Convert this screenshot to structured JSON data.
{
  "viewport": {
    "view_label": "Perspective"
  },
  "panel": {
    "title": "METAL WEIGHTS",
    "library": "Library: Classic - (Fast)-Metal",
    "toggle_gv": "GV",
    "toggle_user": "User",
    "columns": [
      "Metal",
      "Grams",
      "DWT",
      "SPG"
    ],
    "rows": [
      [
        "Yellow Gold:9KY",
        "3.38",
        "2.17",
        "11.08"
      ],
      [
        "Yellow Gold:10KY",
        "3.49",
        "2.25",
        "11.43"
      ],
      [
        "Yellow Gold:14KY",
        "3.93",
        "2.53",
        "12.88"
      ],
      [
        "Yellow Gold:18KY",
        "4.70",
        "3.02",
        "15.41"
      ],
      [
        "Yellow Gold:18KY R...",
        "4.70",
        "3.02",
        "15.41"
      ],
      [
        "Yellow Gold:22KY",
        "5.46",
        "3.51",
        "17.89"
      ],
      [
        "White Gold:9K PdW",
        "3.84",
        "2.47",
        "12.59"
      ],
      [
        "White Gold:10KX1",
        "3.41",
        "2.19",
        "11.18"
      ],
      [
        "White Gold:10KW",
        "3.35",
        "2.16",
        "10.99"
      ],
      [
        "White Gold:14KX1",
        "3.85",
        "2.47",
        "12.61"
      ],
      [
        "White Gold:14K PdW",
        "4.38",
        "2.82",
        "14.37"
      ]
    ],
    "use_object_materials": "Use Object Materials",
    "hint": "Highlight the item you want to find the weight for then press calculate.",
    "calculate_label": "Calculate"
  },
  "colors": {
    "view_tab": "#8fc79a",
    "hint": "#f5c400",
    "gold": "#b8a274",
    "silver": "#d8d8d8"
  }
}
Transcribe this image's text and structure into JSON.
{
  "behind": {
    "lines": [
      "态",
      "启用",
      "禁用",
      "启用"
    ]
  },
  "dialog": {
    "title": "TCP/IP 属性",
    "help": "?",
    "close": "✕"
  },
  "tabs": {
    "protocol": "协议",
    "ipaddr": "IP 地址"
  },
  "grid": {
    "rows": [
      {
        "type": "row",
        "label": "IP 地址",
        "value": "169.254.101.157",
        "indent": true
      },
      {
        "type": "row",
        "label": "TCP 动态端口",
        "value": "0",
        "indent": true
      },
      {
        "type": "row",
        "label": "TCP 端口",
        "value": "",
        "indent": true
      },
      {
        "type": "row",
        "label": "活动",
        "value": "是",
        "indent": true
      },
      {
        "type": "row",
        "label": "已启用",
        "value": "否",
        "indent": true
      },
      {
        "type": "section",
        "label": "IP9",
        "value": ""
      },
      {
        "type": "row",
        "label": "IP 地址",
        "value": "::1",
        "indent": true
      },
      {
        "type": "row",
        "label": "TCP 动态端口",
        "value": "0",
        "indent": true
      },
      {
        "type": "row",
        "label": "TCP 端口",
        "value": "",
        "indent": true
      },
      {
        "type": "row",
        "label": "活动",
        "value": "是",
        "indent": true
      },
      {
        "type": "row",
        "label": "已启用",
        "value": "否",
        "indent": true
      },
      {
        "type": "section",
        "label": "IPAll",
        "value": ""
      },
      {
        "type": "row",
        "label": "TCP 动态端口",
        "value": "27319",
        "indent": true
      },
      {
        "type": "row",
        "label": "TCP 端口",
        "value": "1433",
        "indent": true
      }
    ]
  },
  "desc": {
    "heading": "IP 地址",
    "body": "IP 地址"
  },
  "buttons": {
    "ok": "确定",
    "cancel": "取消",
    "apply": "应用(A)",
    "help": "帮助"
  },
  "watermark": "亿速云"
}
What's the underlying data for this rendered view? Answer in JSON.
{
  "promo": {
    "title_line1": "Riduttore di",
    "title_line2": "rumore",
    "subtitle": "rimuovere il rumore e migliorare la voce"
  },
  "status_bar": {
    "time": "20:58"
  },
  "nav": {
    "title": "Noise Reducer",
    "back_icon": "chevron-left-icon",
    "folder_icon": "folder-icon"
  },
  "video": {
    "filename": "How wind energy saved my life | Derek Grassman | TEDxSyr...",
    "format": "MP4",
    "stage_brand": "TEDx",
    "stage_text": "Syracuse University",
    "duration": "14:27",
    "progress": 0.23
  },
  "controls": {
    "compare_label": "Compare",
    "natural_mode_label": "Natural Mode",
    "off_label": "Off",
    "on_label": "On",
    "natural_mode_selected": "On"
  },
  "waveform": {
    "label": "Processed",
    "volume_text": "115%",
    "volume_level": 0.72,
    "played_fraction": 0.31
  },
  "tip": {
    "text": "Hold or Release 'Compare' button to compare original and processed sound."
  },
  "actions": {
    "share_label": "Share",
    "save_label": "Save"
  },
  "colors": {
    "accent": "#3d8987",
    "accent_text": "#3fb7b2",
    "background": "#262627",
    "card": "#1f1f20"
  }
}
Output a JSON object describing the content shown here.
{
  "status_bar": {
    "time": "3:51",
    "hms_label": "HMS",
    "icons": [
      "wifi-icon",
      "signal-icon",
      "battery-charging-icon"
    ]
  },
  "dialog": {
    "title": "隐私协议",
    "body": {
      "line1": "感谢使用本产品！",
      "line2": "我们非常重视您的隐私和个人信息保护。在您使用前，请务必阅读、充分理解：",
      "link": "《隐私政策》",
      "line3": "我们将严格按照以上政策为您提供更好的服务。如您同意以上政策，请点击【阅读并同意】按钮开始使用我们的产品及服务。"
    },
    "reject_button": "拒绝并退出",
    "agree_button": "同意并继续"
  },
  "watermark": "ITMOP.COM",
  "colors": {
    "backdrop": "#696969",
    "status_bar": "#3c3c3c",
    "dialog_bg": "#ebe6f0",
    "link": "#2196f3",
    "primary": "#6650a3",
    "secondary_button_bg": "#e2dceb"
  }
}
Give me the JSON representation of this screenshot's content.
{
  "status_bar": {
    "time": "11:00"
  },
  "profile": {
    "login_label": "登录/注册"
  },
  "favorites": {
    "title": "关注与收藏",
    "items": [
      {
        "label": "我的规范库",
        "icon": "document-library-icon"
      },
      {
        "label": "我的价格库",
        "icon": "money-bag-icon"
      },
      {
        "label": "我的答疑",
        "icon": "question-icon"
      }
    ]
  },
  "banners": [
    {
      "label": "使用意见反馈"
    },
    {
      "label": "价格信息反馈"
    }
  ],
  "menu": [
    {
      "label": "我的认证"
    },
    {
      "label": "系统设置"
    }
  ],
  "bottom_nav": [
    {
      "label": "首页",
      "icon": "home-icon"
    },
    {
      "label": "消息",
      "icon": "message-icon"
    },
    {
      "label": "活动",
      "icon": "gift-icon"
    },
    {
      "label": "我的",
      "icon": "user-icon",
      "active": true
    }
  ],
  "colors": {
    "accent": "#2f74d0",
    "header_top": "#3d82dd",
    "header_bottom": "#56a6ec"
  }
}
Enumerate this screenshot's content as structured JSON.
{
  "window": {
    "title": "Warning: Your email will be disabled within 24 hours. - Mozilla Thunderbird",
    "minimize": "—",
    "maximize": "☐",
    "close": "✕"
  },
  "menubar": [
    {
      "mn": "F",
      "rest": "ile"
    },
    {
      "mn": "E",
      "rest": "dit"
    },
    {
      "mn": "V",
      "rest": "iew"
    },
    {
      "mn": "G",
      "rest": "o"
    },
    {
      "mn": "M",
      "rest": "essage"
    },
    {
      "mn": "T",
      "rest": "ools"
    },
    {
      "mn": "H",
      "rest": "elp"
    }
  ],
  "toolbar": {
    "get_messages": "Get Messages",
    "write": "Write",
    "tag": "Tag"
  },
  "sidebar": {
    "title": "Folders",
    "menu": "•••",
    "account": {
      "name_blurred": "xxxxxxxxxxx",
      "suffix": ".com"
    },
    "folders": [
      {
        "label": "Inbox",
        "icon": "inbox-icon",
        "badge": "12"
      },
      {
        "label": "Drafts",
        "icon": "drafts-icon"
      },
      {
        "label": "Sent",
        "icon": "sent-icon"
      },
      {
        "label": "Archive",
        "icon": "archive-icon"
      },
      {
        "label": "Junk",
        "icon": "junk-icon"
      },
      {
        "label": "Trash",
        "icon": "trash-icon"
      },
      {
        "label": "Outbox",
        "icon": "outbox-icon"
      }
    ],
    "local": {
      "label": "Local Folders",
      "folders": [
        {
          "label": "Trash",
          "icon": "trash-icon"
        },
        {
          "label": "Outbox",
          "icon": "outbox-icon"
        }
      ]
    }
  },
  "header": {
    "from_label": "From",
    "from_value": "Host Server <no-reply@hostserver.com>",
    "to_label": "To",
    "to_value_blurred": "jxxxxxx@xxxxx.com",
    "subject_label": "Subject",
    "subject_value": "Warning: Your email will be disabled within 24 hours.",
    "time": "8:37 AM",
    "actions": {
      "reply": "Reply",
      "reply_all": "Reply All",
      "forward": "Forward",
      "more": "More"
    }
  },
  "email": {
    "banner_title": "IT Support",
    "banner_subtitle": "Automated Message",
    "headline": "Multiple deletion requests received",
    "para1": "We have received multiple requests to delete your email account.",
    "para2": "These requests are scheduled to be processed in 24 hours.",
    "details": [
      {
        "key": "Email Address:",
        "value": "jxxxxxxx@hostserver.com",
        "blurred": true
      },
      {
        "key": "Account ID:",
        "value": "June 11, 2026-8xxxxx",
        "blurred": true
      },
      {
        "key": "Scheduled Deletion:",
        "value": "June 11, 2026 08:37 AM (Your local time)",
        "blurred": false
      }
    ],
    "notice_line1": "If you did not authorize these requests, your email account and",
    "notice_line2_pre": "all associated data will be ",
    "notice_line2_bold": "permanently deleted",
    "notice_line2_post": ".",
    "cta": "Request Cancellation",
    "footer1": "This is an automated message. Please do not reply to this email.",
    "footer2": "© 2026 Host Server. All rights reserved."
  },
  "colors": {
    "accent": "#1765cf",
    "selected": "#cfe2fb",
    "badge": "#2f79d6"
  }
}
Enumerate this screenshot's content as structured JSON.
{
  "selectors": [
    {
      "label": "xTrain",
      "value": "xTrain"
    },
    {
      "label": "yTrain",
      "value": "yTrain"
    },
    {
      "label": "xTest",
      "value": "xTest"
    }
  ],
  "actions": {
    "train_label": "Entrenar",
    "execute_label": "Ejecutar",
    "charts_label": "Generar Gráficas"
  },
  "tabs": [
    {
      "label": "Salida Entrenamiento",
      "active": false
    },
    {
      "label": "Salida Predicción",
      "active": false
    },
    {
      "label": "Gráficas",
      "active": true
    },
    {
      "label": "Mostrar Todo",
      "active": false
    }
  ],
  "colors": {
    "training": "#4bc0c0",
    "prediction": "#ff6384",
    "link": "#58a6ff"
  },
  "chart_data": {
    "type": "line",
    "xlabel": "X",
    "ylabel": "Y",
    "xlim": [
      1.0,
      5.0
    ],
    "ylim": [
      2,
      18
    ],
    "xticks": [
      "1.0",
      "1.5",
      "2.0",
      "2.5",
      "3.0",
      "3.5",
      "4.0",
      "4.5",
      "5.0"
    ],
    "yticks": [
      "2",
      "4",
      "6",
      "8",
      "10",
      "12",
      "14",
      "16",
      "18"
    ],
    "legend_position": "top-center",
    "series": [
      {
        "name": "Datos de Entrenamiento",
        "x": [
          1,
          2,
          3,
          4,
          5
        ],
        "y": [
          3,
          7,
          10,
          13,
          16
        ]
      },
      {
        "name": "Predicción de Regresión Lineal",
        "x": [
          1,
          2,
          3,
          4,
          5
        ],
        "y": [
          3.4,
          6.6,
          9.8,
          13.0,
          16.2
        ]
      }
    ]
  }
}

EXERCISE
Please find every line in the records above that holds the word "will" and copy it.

ANSWER FOR THE TASK
    "title": "Warning: Your email will be disabled within 24 hours. - Mozilla Thunderbird",
    "subject_value": "Warning: Your email will be disabled within 24 hours.",
    "notice_line2_pre": "all associated data will be ",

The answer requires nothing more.